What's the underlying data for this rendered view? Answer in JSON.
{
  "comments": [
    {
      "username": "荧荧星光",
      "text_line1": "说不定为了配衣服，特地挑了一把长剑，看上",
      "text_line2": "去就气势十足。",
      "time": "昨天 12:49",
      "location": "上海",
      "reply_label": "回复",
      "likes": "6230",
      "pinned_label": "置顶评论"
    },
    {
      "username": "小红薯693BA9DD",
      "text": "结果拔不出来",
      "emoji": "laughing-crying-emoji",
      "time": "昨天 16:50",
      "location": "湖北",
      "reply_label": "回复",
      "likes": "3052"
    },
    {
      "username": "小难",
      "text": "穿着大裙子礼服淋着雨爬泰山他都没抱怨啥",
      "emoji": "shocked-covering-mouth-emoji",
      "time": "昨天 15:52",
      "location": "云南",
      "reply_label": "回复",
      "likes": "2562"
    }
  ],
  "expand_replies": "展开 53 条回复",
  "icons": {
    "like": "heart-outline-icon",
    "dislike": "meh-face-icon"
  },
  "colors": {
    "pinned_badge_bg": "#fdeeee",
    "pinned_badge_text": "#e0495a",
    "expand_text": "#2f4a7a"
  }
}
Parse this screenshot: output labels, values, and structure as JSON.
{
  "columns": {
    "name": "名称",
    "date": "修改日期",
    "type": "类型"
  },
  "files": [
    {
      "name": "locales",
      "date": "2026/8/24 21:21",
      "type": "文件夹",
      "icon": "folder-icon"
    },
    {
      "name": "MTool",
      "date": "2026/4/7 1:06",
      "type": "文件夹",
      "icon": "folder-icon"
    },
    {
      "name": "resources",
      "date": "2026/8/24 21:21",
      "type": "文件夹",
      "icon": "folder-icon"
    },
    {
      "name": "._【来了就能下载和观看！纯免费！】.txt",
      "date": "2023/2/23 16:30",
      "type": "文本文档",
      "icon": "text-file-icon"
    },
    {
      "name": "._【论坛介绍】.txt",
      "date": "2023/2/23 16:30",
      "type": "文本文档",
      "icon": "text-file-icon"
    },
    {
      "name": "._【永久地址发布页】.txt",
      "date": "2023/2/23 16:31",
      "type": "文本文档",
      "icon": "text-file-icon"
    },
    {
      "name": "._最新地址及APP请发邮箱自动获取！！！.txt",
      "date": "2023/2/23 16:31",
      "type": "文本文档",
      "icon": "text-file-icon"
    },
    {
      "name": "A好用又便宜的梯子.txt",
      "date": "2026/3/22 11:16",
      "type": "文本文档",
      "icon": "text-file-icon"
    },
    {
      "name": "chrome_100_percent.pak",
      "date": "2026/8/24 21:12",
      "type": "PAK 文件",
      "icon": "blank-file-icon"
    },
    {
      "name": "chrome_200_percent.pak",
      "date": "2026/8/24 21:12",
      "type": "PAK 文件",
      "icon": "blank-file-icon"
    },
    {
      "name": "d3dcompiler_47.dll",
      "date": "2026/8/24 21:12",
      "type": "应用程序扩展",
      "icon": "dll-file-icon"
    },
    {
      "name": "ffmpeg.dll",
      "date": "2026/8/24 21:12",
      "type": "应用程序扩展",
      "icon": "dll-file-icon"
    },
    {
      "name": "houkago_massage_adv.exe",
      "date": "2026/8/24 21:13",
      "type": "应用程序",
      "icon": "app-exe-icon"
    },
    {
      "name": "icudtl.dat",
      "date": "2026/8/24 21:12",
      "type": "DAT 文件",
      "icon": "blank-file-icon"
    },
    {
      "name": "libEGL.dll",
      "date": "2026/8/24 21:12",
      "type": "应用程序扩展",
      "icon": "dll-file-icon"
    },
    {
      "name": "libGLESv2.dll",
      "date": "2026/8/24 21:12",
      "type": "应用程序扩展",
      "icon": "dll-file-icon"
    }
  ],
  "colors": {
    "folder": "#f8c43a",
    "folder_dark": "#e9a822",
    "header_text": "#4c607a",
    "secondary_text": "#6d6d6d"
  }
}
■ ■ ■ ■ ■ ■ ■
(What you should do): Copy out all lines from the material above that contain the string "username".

(Written answer):
      "username": "荧荧星光",
      "username": "小红薯693BA9DD",
      "username": "小难",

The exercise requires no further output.